▸ Records to process
::::
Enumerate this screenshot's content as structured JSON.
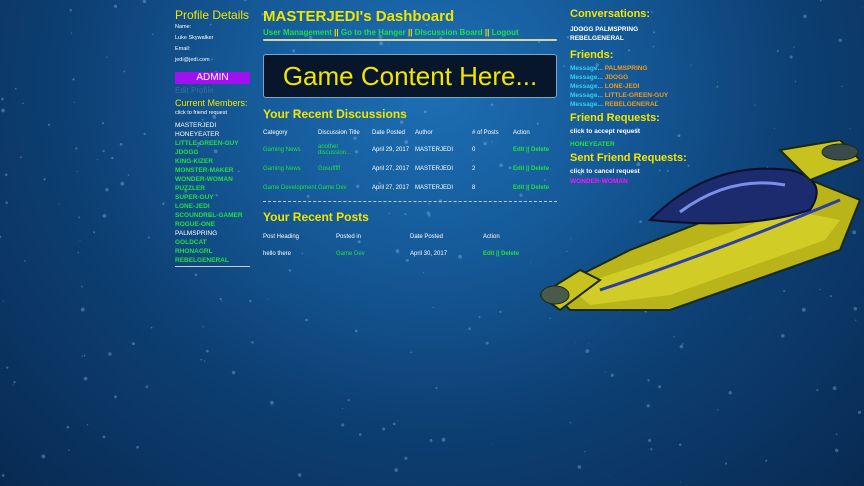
{
  "left": {
    "profile_title": "Profile Details",
    "name_label": "Name:",
    "name_value": "Luke Skywalker",
    "email_label": "Email:",
    "email_value": "jedi@jedi.com",
    "admin_label": "ADMIN",
    "edit_profile": "Edit Profile",
    "members_title": "Current Members:",
    "members_hint": "click to friend request",
    "members": [
      {
        "name": "MASTERJEDI"
      },
      {
        "name": "HONEYEATER"
      },
      {
        "name": "LITTLE-GREEN-GUY"
      },
      {
        "name": "JDOGG"
      },
      {
        "name": "KING-KIZER"
      },
      {
        "name": "MONSTER-MAKER"
      },
      {
        "name": "WONDER-WOMAN"
      },
      {
        "name": "PUZZLER"
      },
      {
        "name": "SUPER-GUY"
      },
      {
        "name": "LONE-JEDI"
      },
      {
        "name": "SCOUNDREL-GAMER"
      },
      {
        "name": "ROGUE-ONE"
      },
      {
        "name": "PALMSPRING"
      },
      {
        "name": "GOLDCAT"
      },
      {
        "name": "RHONAGRL"
      },
      {
        "name": "REBELGENERAL"
      }
    ]
  },
  "center": {
    "title": "MASTERJEDI's Dashboard",
    "nav": [
      "User Management",
      "Go to the Hanger",
      "Discussion Board",
      "Logout"
    ],
    "nav_sep": " || ",
    "game_text": "Game Content Here...",
    "discussions_title": "Your Recent Discussions",
    "discussion_headers": [
      "Category",
      "Discussion Title",
      "Date Posted",
      "Author",
      "# of Posts",
      "Action"
    ],
    "discussions": [
      {
        "category": "Gaming News",
        "title": "another discussion...",
        "date": "April 29, 2017",
        "author": "MASTERJEDI",
        "posts": "0"
      },
      {
        "category": "Gaming News",
        "title": "Gosufffff",
        "date": "April 27, 2017",
        "author": "MASTERJEDI",
        "posts": "2"
      },
      {
        "category": "Game Development",
        "title": "Game Dev",
        "date": "April 27, 2017",
        "author": "MASTERJEDI",
        "posts": "8"
      }
    ],
    "posts_title": "Your Recent Posts",
    "post_headers": [
      "Post Heading",
      "Posted in",
      "Date Posted",
      "Action"
    ],
    "posts": [
      {
        "heading": "hello there",
        "posted_in": "Game Dev",
        "date": "April 30, 2017"
      }
    ],
    "edit_label": "Edit",
    "delete_label": "Delete",
    "action_sep": " || "
  },
  "right": {
    "conv_title": "Conversations:",
    "conversations": [
      "JDOGG PALMSPRING",
      "REBELGENERAL"
    ],
    "friends_title": "Friends:",
    "message_label": "Message...",
    "friends": [
      "PALMSPRING",
      "JDOGG",
      "LONE-JEDI",
      "LITTLE-GREEN-GUY",
      "REBELGENERAL"
    ],
    "requests_title": "Friend Requests:",
    "requests_hint": "click to accept request",
    "requests": [
      "HONEYEATER"
    ],
    "sent_title": "Sent Friend Requests:",
    "sent_hint": "click to cancel request",
    "sent": [
      "WONDER-WOMAN"
    ]
  },
  "colors": {
    "accent_yellow": "#f2e600",
    "link_green": "#22e040",
    "admin_purple": "#a010f0",
    "message_cyan": "#2ad4f2",
    "friend_orange": "#f29a1a",
    "sent_pink": "#ff10ff"
  },
  "icons": [
    "spaceship-illustration"
  ]
}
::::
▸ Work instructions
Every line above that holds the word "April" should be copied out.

▸ Response to the task
        "date": "April 29, 2017",
        "date": "April 27, 2017",
        "date": "April 27, 2017",
        "date": "April 30, 2017"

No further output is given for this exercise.